Experience has shown that retractable azimuth bow thrusters have some drawbacks. However to meet high thrust demands at the bow to control yaw retractable tunnel thrusters are essential, as their greater immersion permits greater thrusts and careful relative angling between the port and starboard tunnels overcomes interference problems.
The further advantage of the tunnel thruster solution is the fact that thruster noise is screened from the vessels underwater transducers.
Non retractable azimuth stern thrusters are essential as they exploit the remarkable facility of a DP catamaran to hold station. It may not be obvious, but two azimuth stern thrusters operating alone can maintain the position and heading of a catamaran because of the transverse separation between them which provides a rotational component as well as a vectored component. Bow thrusters increase performance capability and introduce a high degree of redundancy as the catamaran can fall back onto just two of any thruster combination as long as one of these is an azimuth thruster.
A Diversity of Catamaran Solutions
Designs have been completed for a DP catamaran measuring under 45m and under 500GRT and have been designed with twin moon pools to permit the continuous presence of a dived vehicle or bell.
High transit speed, economic because of the slender hulls, can be provided with alternate conventional propulsion alongside the stern thrusters which permits optimisation of the thrusters for the DP role.
The diverse prospect of catamarans in the offshore role will result in them becoming dominant for offshore support operations, surveying and inspection whether by divers or ROVs.

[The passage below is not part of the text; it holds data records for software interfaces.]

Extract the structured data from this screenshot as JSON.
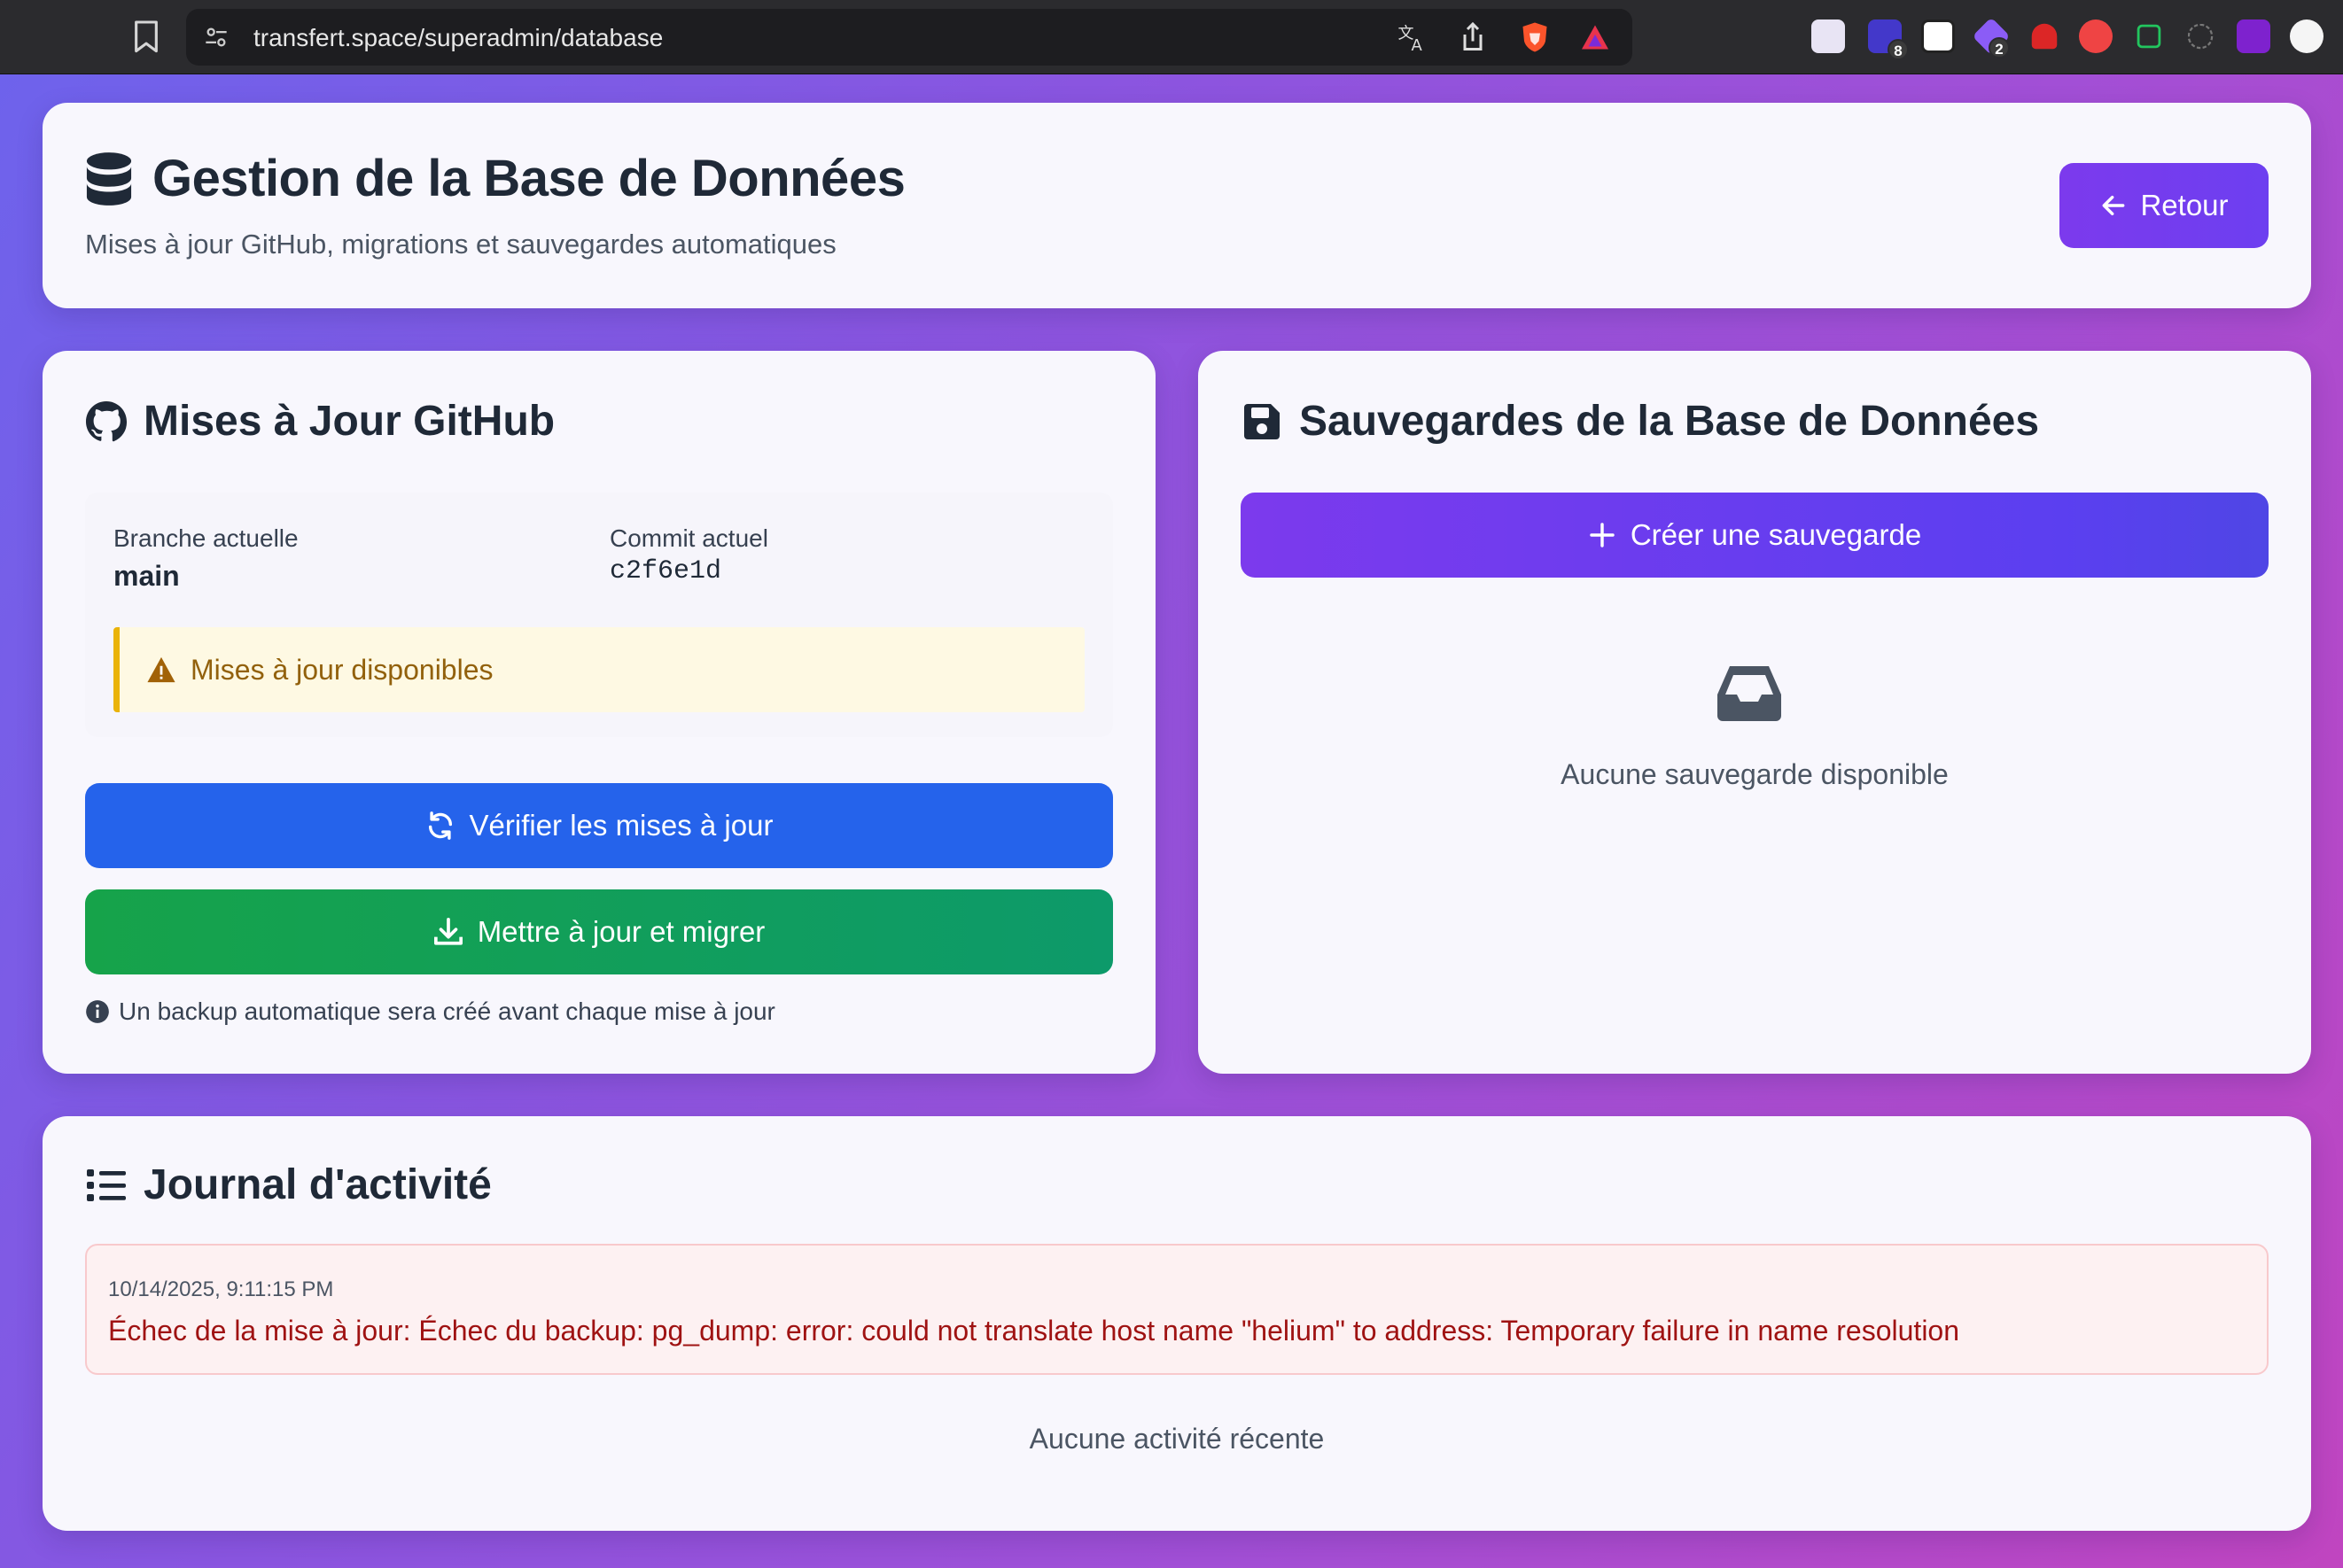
{
  "browser": {
    "url": "transfert.space/superadmin/database",
    "extension_badges": [
      "8",
      "2"
    ]
  },
  "header": {
    "title": "Gestion de la Base de Données",
    "subtitle": "Mises à jour GitHub, migrations et sauvegardes automatiques",
    "back_label": "Retour"
  },
  "github": {
    "title": "Mises à Jour GitHub",
    "branch_label": "Branche actuelle",
    "branch_value": "main",
    "commit_label": "Commit actuel",
    "commit_value": "c2f6e1d",
    "alert": "Mises à jour disponibles",
    "check_button": "Vérifier les mises à jour",
    "update_button": "Mettre à jour et migrer",
    "footnote": "Un backup automatique sera créé avant chaque mise à jour"
  },
  "backups": {
    "title": "Sauvegardes de la Base de Données",
    "create_button": "Créer une sauvegarde",
    "empty_text": "Aucune sauvegarde disponible"
  },
  "activity": {
    "title": "Journal d'activité",
    "entries": [
      {
        "time": "10/14/2025, 9:11:15 PM",
        "message": "Échec de la mise à jour: Échec du backup: pg_dump: error: could not translate host name \"helium\" to address: Temporary failure in name resolution"
      }
    ],
    "empty_text": "Aucune activité récente"
  },
  "colors": {
    "accent_purple": "#7c3aed",
    "primary_blue": "#2563eb",
    "success_green": "#16a34a",
    "warning_yellow": "#eab308",
    "error_red": "#9f1212"
  }
}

80m Offshore DP Catamaran- 1100m2 of working area, deck capacity 1250 tonnes, Super Puma helicopter, accommodation for 150, twin moon-pools, 30m Sea Crane and stern H Frame.